Welcome to a new Musical Theatre Monday and the continuation of our series of posts on the musical comedy works of lyricists B.G. DeSylva and Lew Brown with composer Ray Henderson. Their most famous work is Good News! (1927), which we covered here two years ago, but following that show’s success, they went on to several other full collaborations (before breaking off and each going on to other works). We’re highlighting those other forgotten, but absolutely charming, scores — starting last week with Manhattan Mary (1927). Today . . .
II. Hold Everything (10/10/28 – 10/05/29)
This prizefighting musical has gone down in history for the star-making performance of Bert Lahr, whose turn as the show’s primary comic (the character was named Gink Schiner) made him a bonafide Broadway sensation. But Lahr wasn’t the only great headliner Holding Everything; the primary lovers were Jack Whiting and Ona Munson (a DeSylva-Brown-Henderson regular by this point), while Betty Compton (Jimmy Walker’s honey) was the third point in their triangle, and Victor Moore was around to do his usual shtick (as boxer Whiting’s manager). The Broadway production was a smash, and a 1930 film adaptation, which survives now only in audio form, was released — but with Joe E. Brown in place of Lahr. Likely because of the script’s reliance on star performances, Hold Everything has never been revived — not even, to my knowledge, in concert form. This should be seen as no reflection on the score, which though not considered on the same level as Good News!, has always been delightful and standard-yielding. Again, as always, it’s the book.

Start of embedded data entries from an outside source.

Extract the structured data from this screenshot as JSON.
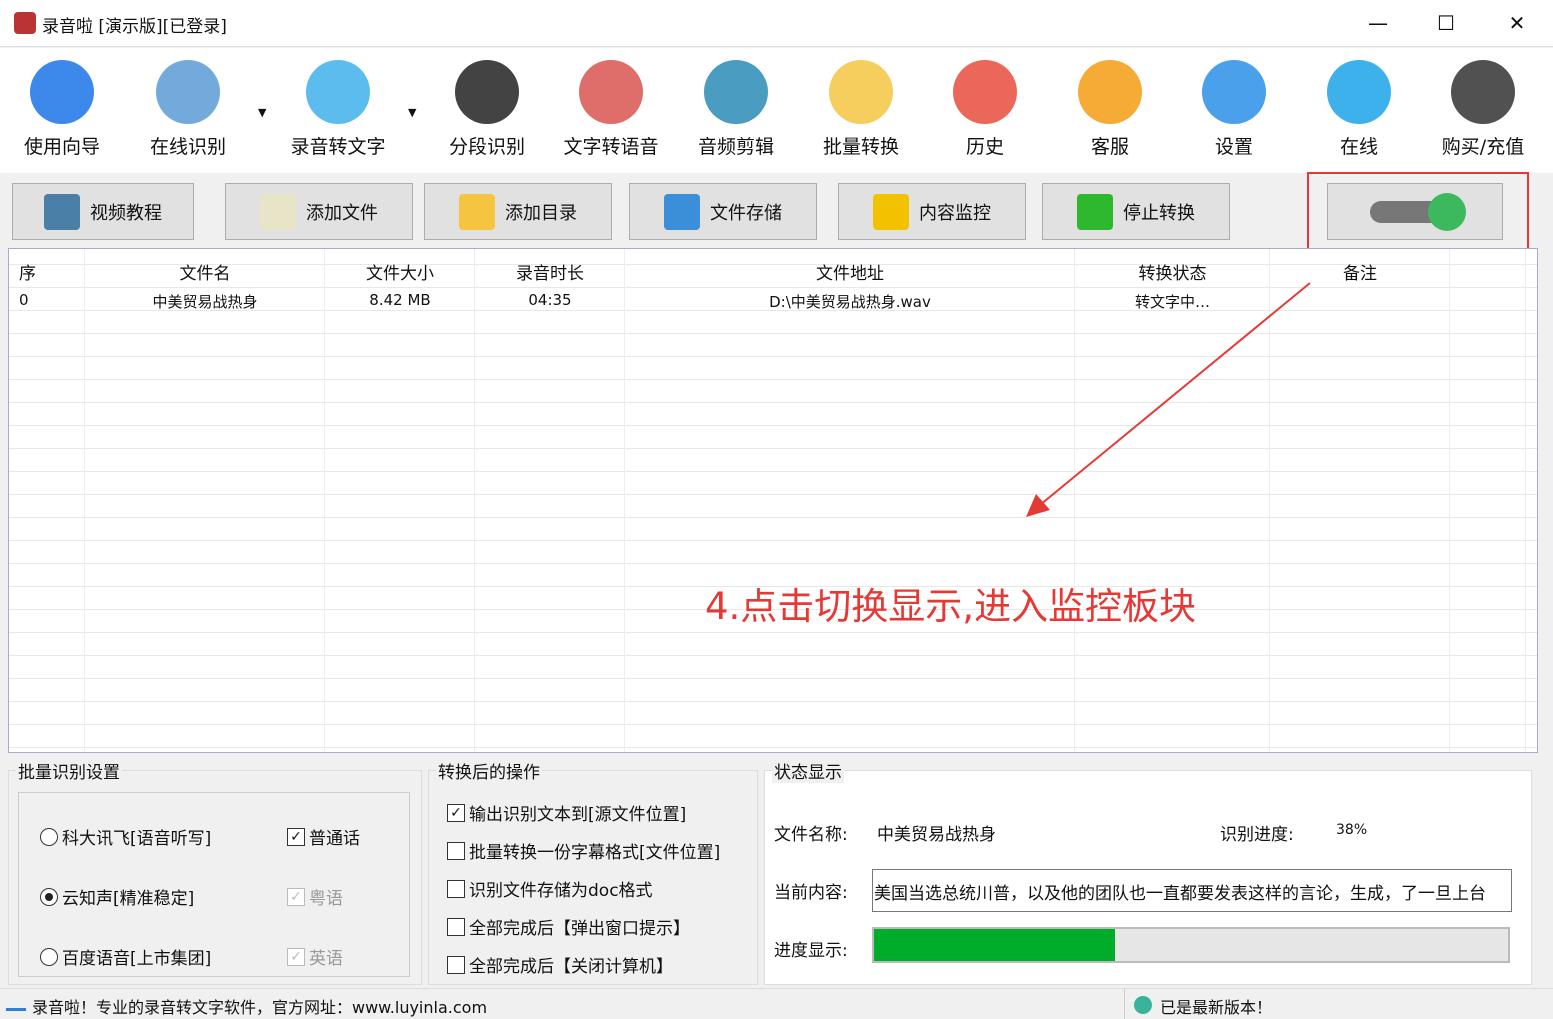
{
  "window": {
    "title": "录音啦 [演示版][已登录]",
    "minimize": "—",
    "maximize": "☐",
    "close": "✕"
  },
  "toolbar": [
    {
      "label": "使用向导",
      "icon": "navigation-arrow-icon",
      "color": "#1a73e8"
    },
    {
      "label": "在线识别",
      "icon": "microphone-icon",
      "color": "#5b9bd5",
      "dropdown": "▼"
    },
    {
      "label": "录音转文字",
      "icon": "w-logo-icon",
      "color": "#3fb0ea",
      "dropdown": "▼"
    },
    {
      "label": "分段识别",
      "icon": "waveform-icon",
      "color": "#222"
    },
    {
      "label": "文字转语音",
      "icon": "megaphone-icon",
      "color": "#d9534f"
    },
    {
      "label": "音频剪辑",
      "icon": "scissors-icon",
      "color": "#2a8bb5"
    },
    {
      "label": "批量转换",
      "icon": "folder-convert-icon",
      "color": "#f5c542"
    },
    {
      "label": "历史",
      "icon": "history-clock-icon",
      "color": "#e74c3c"
    },
    {
      "label": "客服",
      "icon": "sleeping-bed-icon",
      "color": "#f39c12"
    },
    {
      "label": "设置",
      "icon": "lifebuoy-icon",
      "color": "#2b8fe8"
    },
    {
      "label": "在线",
      "icon": "user-circle-icon",
      "color": "#1aa3e8"
    },
    {
      "label": "购买/充值",
      "icon": "dollar-coin-icon",
      "color": "#333"
    }
  ],
  "buttons": [
    {
      "label": "视频教程",
      "icon": "video-camera-icon",
      "color": "#4a7fa8"
    },
    {
      "label": "添加文件",
      "icon": "add-file-icon",
      "color": "#e8e4c8"
    },
    {
      "label": "添加目录",
      "icon": "folder-icon",
      "color": "#f5c542"
    },
    {
      "label": "文件存储",
      "icon": "floppy-disk-icon",
      "color": "#3a8fd8"
    },
    {
      "label": "内容监控",
      "icon": "lightning-icon",
      "color": "#f2c200"
    },
    {
      "label": "停止转换",
      "icon": "play-icon",
      "color": "#2db82d"
    }
  ],
  "toggle": {
    "on": true,
    "color": "#3cb95c"
  },
  "table": {
    "headers": [
      "序",
      "文件名",
      "文件大小",
      "录音时长",
      "文件地址",
      "转换状态",
      "备注"
    ],
    "rows": [
      [
        "0",
        "中美贸易战热身",
        "8.42 MB",
        "04:35",
        "D:\\中美贸易战热身.wav",
        "转文字中…",
        ""
      ]
    ]
  },
  "annotation": {
    "text": "4.点击切换显示,进入监控板块",
    "color": "#e53935"
  },
  "batch": {
    "title": "批量识别设置",
    "options": [
      {
        "label": "科大讯飞[语音听写]",
        "selected": false
      },
      {
        "label": "云知声[精准稳定]",
        "selected": true
      },
      {
        "label": "百度语音[上市集团]",
        "selected": false
      }
    ],
    "langs": [
      {
        "label": "普通话",
        "checked": true,
        "disabled": false
      },
      {
        "label": "粤语",
        "checked": true,
        "disabled": true
      },
      {
        "label": "英语",
        "checked": true,
        "disabled": true
      }
    ]
  },
  "after": {
    "title": "转换后的操作",
    "items": [
      {
        "label": "输出识别文本到[源文件位置]",
        "checked": true
      },
      {
        "label": "批量转换一份字幕格式[文件位置]",
        "checked": false
      },
      {
        "label": "识别文件存储为doc格式",
        "checked": false
      },
      {
        "label": "全部完成后【弹出窗口提示】",
        "checked": false
      },
      {
        "label": "全部完成后【关闭计算机】",
        "checked": false
      }
    ]
  },
  "status": {
    "title": "状态显示",
    "file_label": "文件名称:",
    "file_value": "中美贸易战热身",
    "progress_label": "识别进度:",
    "progress_value": "38%",
    "progress": 38,
    "content_label": "当前内容:",
    "content_value": "美国当选总统川普，以及他的团队也一直都要发表这样的言论，生成，了一旦上台",
    "bar_label": "进度显示:",
    "bar_color": "#00ad2a"
  },
  "statusbar": {
    "left": "录音啦！专业的录音转文字软件，官方网址：www.luyinla.com",
    "right": "已是最新版本！"
  }
}
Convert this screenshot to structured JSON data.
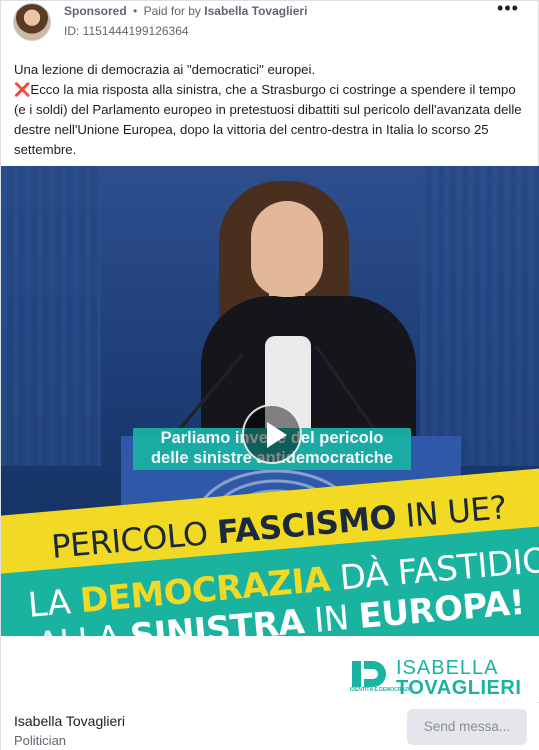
{
  "header": {
    "sponsored": "Sponsored",
    "separator": "•",
    "paid_for_prefix": "Paid for by",
    "paid_for_name": "Isabella Tovaglieri",
    "ad_id": "ID: 1151444199126364",
    "more_icon": "more-horizontal-icon"
  },
  "caption": {
    "line1": "Una lezione di democrazia ai \"democratici\" europei.",
    "x_icon": "❌",
    "body": "Ecco la mia risposta alla sinistra, che a Strasburgo ci costringe a spendere il tempo (e i soldi) del Parlamento europeo in pretestuosi dibattiti sul pericolo dell'avanzata delle destre nell'Unione Europea, dopo la vittoria del centro-destra in Italia lo scorso 25 settembre."
  },
  "video": {
    "subtitle_line1": "Parliamo invece del pericolo",
    "subtitle_line2": "delle sinistre antidemocratiche",
    "play_icon": "play-icon",
    "headline1_a": "PERICOLO ",
    "headline1_b": "FASCISMO",
    "headline1_c": " IN UE?",
    "headline2_a": "LA ",
    "headline2_b": "DEMOCRAZIA",
    "headline2_c": " DÀ FASTIDIO",
    "headline3_a": "ALLA ",
    "headline3_b": "SINISTRA",
    "headline3_c": " IN ",
    "headline3_d": "EUROPA!",
    "brand_tag": "IDENTITÀ E DEMOCRAZIA",
    "brand_name1": "ISABELLA",
    "brand_name2": "TOVAGLIERI"
  },
  "footer": {
    "page_name": "Isabella Tovaglieri",
    "page_category": "Politician",
    "send_button": "Send messa..."
  },
  "colors": {
    "teal": "#1ab3a0",
    "yellow": "#f2d923",
    "text": "#1c1e21",
    "muted": "#606770"
  }
}
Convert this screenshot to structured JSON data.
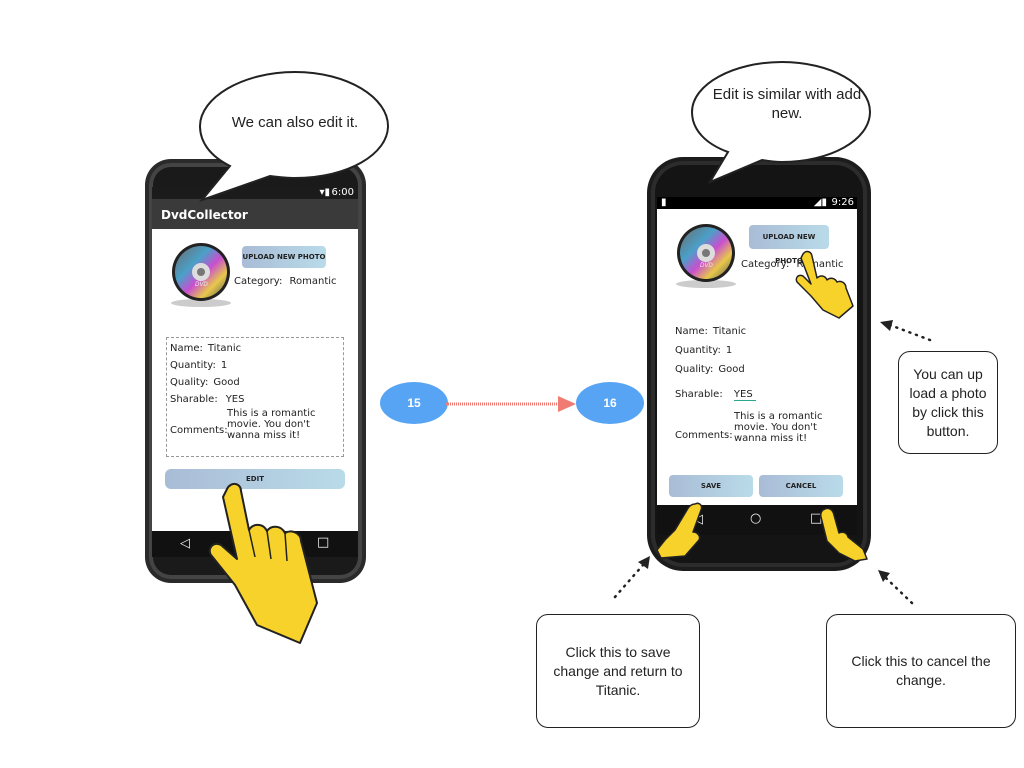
{
  "left_phone": {
    "bubble_text": "We can also edit it.",
    "status_time": "6:00",
    "app_title": "DvdCollector",
    "upload_button": "UPLOAD NEW PHOTO",
    "category_label": "Category:",
    "category_value": "Romantic",
    "name_label": "Name:",
    "name_value": "Titanic",
    "quantity_label": "Quantity:",
    "quantity_value": "1",
    "quality_label": "Quality:",
    "quality_value": "Good",
    "sharable_label": "Sharable:",
    "sharable_value": "YES",
    "comments_label": "Comments:",
    "comments_value": "This is a romantic movie. You don't wanna miss it!",
    "edit_button": "EDIT",
    "dvd_label": "DVD"
  },
  "right_phone": {
    "bubble_text": "Edit is similar with add new.",
    "status_time": "9:26",
    "upload_button": "UPLOAD NEW PHOTO",
    "category_label": "Category:",
    "category_value": "Romantic",
    "name_label": "Name:",
    "name_value": "Titanic",
    "quantity_label": "Quantity:",
    "quantity_value": "1",
    "quality_label": "Quality:",
    "quality_value": "Good",
    "sharable_label": "Sharable:",
    "sharable_value": "YES",
    "comments_label": "Comments:",
    "comments_value": "This is a romantic movie. You don't wanna miss it!",
    "save_button": "SAVE",
    "cancel_button": "CANCEL",
    "dvd_label": "DVD"
  },
  "flow": {
    "from_step": "15",
    "to_step": "16"
  },
  "notes": {
    "upload_note": "You can up load a photo by click this button.",
    "save_note": "Click this to save change and return to Titanic.",
    "cancel_note": "Click this to cancel the change."
  },
  "nav_glyphs": {
    "back": "◁",
    "home": "○",
    "recents": "□"
  },
  "colors": {
    "step_circle": "#57a4f4",
    "arrow": "#f07b73",
    "hand": "#f7d22a",
    "button_gradient_start": "#a9bcd6",
    "button_gradient_end": "#b9dbe9"
  }
}
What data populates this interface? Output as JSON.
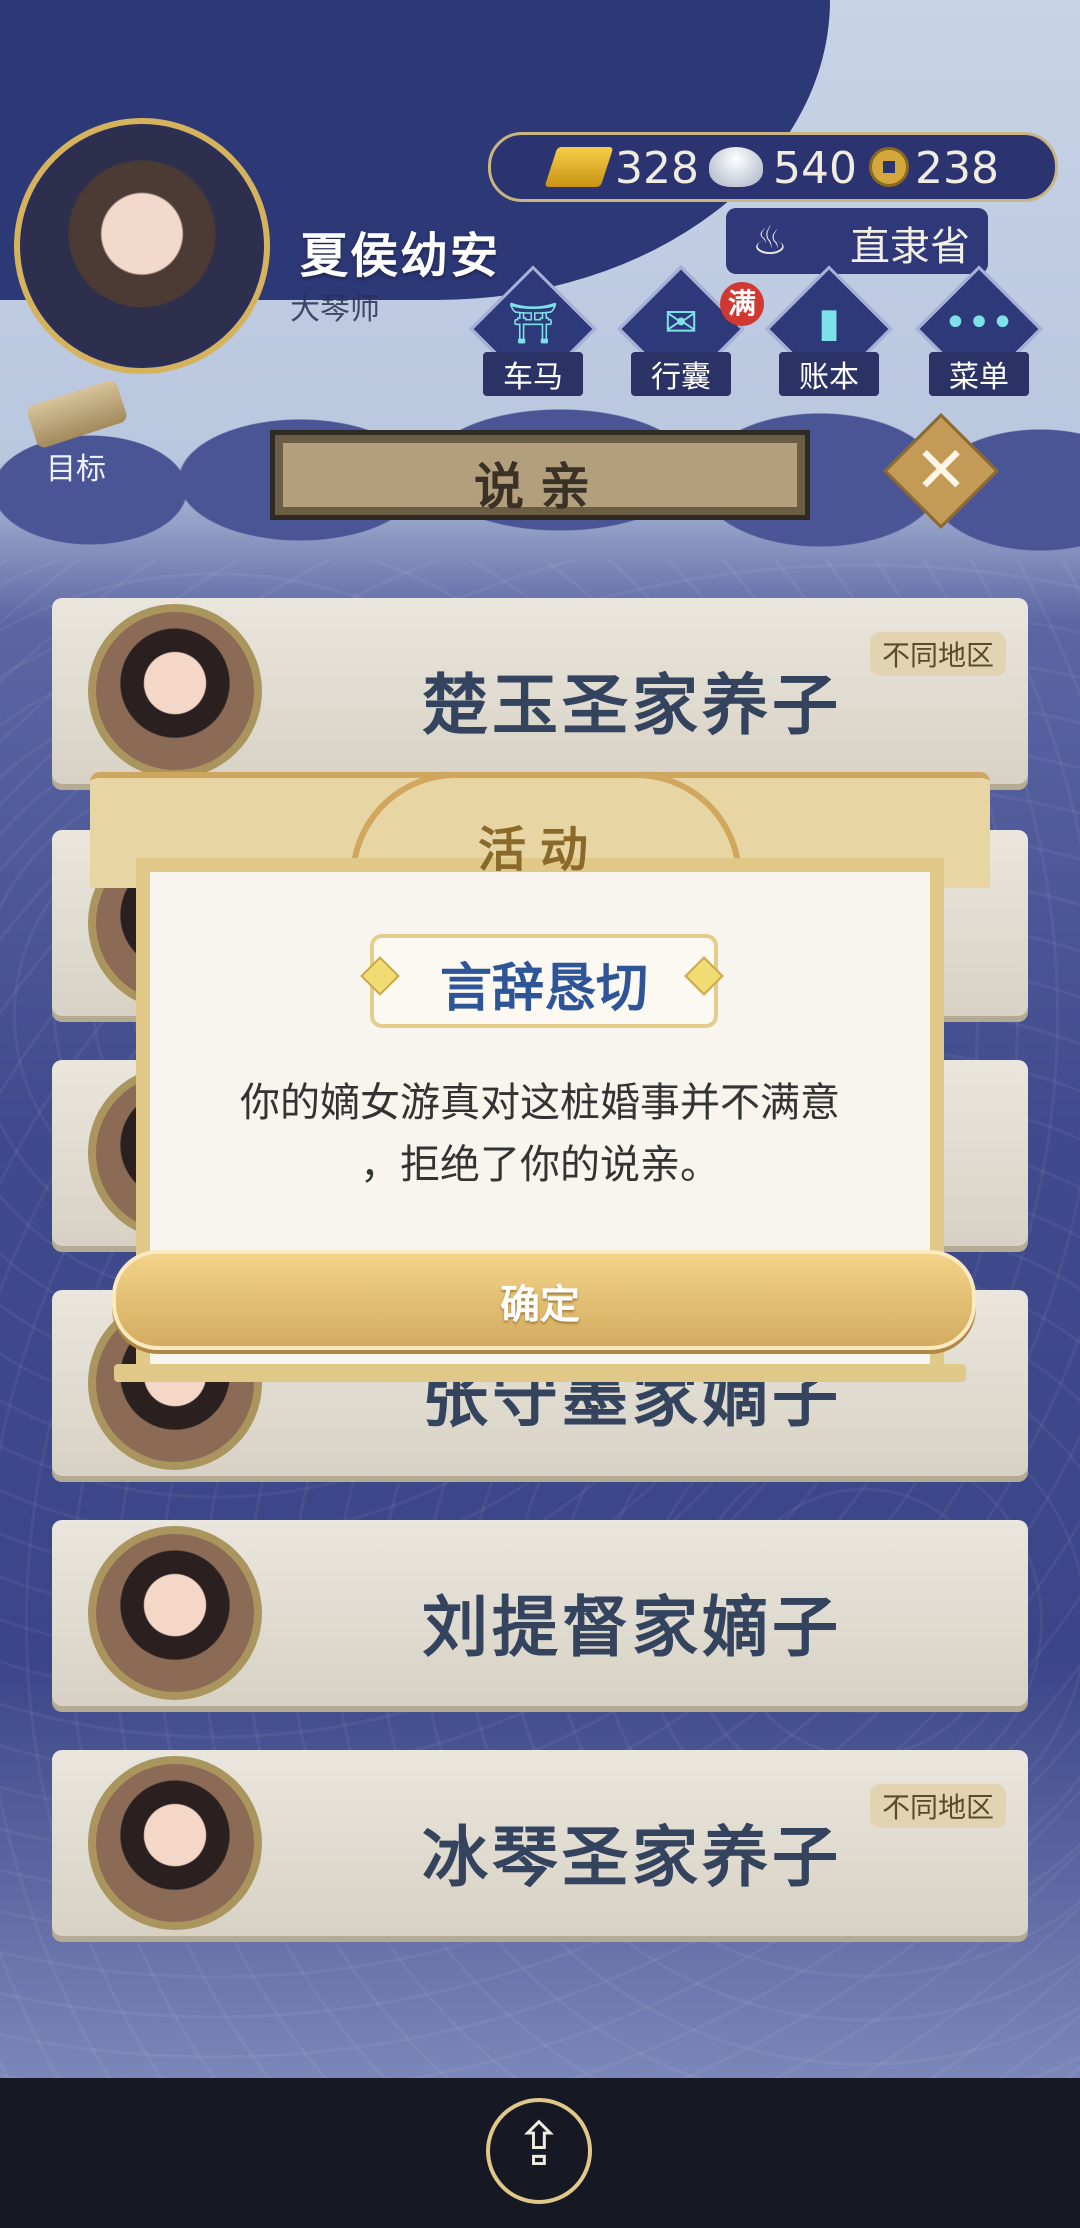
{
  "player": {
    "name": "夏侯幼安",
    "title": "大琴师",
    "province": "直隶省"
  },
  "currency": {
    "gold": "328",
    "silver": "540",
    "coin": "238"
  },
  "hud_buttons": [
    {
      "label": "车马",
      "icon": "carriage-icon"
    },
    {
      "label": "行囊",
      "icon": "bag-icon",
      "badge": "满"
    },
    {
      "label": "账本",
      "icon": "ledger-icon"
    },
    {
      "label": "菜单",
      "icon": "menu-icon"
    }
  ],
  "goal": {
    "label": "目标"
  },
  "screen_title": "说亲",
  "cards": [
    {
      "name": "楚玉圣家养子",
      "tag": "不同地区"
    },
    {
      "name": "",
      "tag": ""
    },
    {
      "name": "",
      "tag": ""
    },
    {
      "name": "张守墨家嫡子",
      "tag": ""
    },
    {
      "name": "刘提督家嫡子",
      "tag": ""
    },
    {
      "name": "冰琴圣家养子",
      "tag": "不同地区"
    }
  ],
  "dialog": {
    "header": "活动",
    "subtitle": "言辞恳切",
    "message_line1": "你的嫡女游真对这桩婚事并不满意",
    "message_line2": "，拒绝了你的说亲。",
    "confirm": "确定"
  },
  "colors": {
    "accent_gold": "#e0c988",
    "card_text": "#34445f",
    "dialog_title": "#2f5599"
  }
}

But because of the show’s relative obscurity, so much of the score has remained locked away as well. The only tune that the casual Broadway fan has heard is “You’re The Cream In My Coffee,” a D-B-H standard that has been interpolated into Good News! for years. The rendition above comes from the cast recording of the the 1993 Good News! revisal. Below is the show’s other moderate hit of the time — the title tune, cleverly named “Don’t Hold Everything.” This hot period rendition is by the High Hatters.
As with most of this trio’s score, there are also a few more genuine tunes, although these sentimental numbers generally never come across as well as those from Good News!. To wit, here’s an instrumental version of “Too Good To Be True,” performed below by Dick Robertson and Al Goodman’s Orchestra.
And we’ll close today’s post with the romantic “To Know You Is To Love You,” taken from a surviving Vitaphone disc of the film’s soundtrack.
Come back next Monday for another D-B-H musical, Follow Thru (1929)! And tune in tomorrow for more Cheers!